[Collected data entries]
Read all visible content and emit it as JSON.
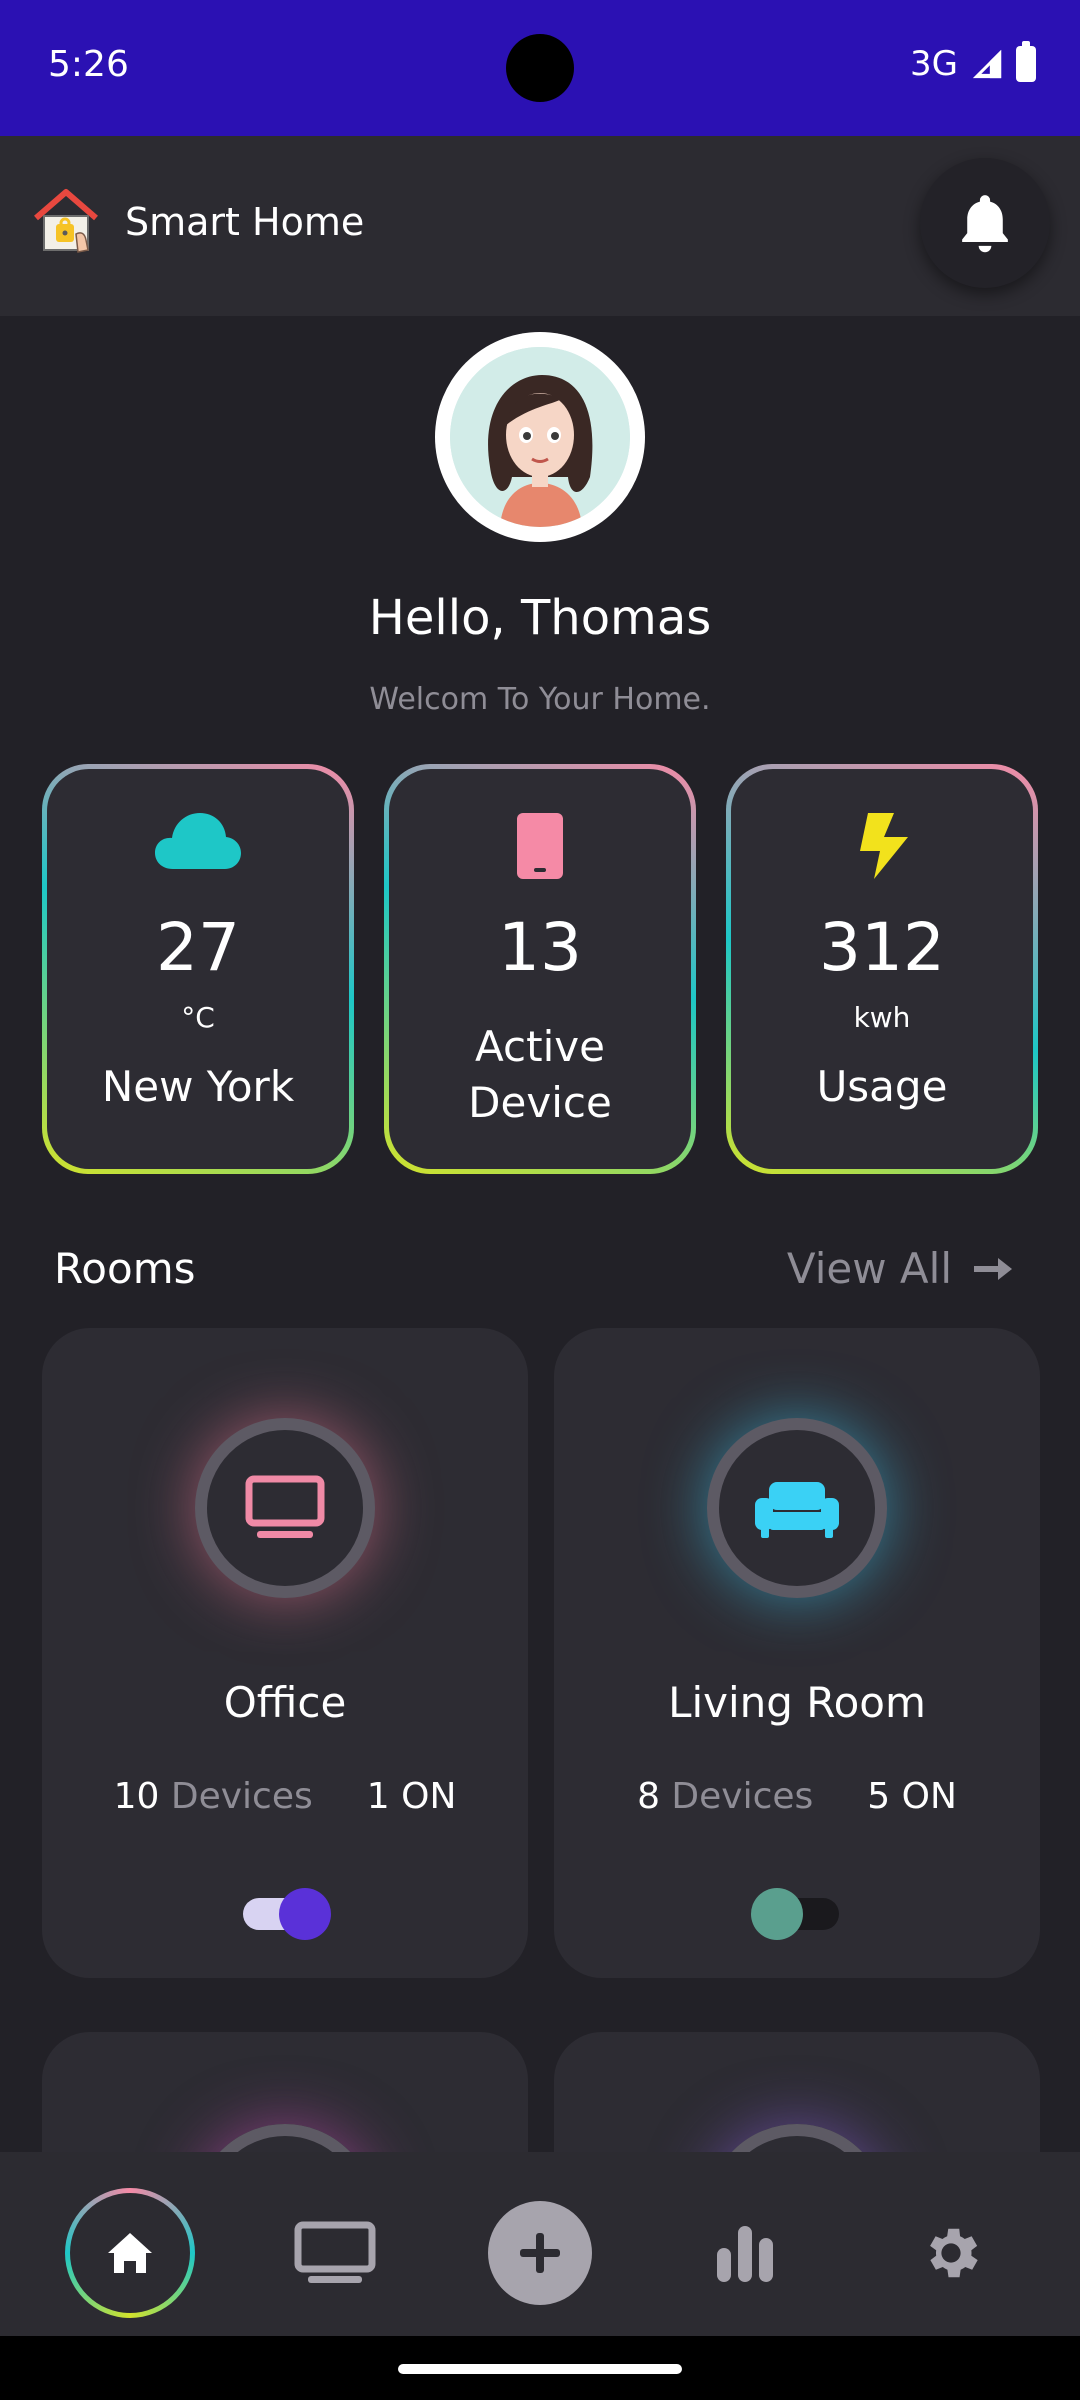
{
  "status_bar": {
    "time": "5:26",
    "network": "3G"
  },
  "app_bar": {
    "title": "Smart Home"
  },
  "profile": {
    "greeting": "Hello, Thomas",
    "welcome": "Welcom To Your Home."
  },
  "stats": [
    {
      "icon": "cloud-icon",
      "value": "27",
      "unit": "°C",
      "label": "New York",
      "color": "#1ec7c7"
    },
    {
      "icon": "phone-icon",
      "value": "13",
      "label": "Active Device",
      "color": "#f58aa6"
    },
    {
      "icon": "lightning-icon",
      "value": "312",
      "unit": "kwh",
      "label": "Usage",
      "color": "#f2e21c"
    }
  ],
  "rooms_section": {
    "title": "Rooms",
    "view_all": "View All"
  },
  "rooms": [
    {
      "name": "Office",
      "devices_count": "10",
      "devices_word": "Devices",
      "on_count": "1",
      "on_word": "ON",
      "icon": "monitor-icon",
      "accent": "#f08aa6",
      "switch_on": true
    },
    {
      "name": "Living Room",
      "devices_count": "8",
      "devices_word": "Devices",
      "on_count": "5",
      "on_word": "ON",
      "icon": "sofa-icon",
      "accent": "#3ad1f5",
      "switch_on": false
    }
  ],
  "bottom_nav": [
    {
      "name": "home",
      "icon": "home-icon",
      "active": true
    },
    {
      "name": "devices",
      "icon": "monitor-icon"
    },
    {
      "name": "add",
      "icon": "plus-icon"
    },
    {
      "name": "statistics",
      "icon": "bar-chart-icon"
    },
    {
      "name": "settings",
      "icon": "gear-icon"
    }
  ]
}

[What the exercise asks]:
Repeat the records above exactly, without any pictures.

[The completed task]:
Read all visible content and emit it as JSON.
{
  "status_bar": {
    "time": "5:26",
    "network": "3G"
  },
  "app_bar": {
    "title": "Smart Home"
  },
  "profile": {
    "greeting": "Hello, Thomas",
    "welcome": "Welcom To Your Home."
  },
  "stats": [
    {
      "icon": "cloud-icon",
      "value": "27",
      "unit": "°C",
      "label": "New York",
      "color": "#1ec7c7"
    },
    {
      "icon": "phone-icon",
      "value": "13",
      "label": "Active Device",
      "color": "#f58aa6"
    },
    {
      "icon": "lightning-icon",
      "value": "312",
      "unit": "kwh",
      "label": "Usage",
      "color": "#f2e21c"
    }
  ],
  "rooms_section": {
    "title": "Rooms",
    "view_all": "View All"
  },
  "rooms": [
    {
      "name": "Office",
      "devices_count": "10",
      "devices_word": "Devices",
      "on_count": "1",
      "on_word": "ON",
      "icon": "monitor-icon",
      "accent": "#f08aa6",
      "switch_on": true
    },
    {
      "name": "Living Room",
      "devices_count": "8",
      "devices_word": "Devices",
      "on_count": "5",
      "on_word": "ON",
      "icon": "sofa-icon",
      "accent": "#3ad1f5",
      "switch_on": false
    }
  ],
  "bottom_nav": [
    {
      "name": "home",
      "icon": "home-icon",
      "active": true
    },
    {
      "name": "devices",
      "icon": "monitor-icon"
    },
    {
      "name": "add",
      "icon": "plus-icon"
    },
    {
      "name": "statistics",
      "icon": "bar-chart-icon"
    },
    {
      "name": "settings",
      "icon": "gear-icon"
    }
  ]
}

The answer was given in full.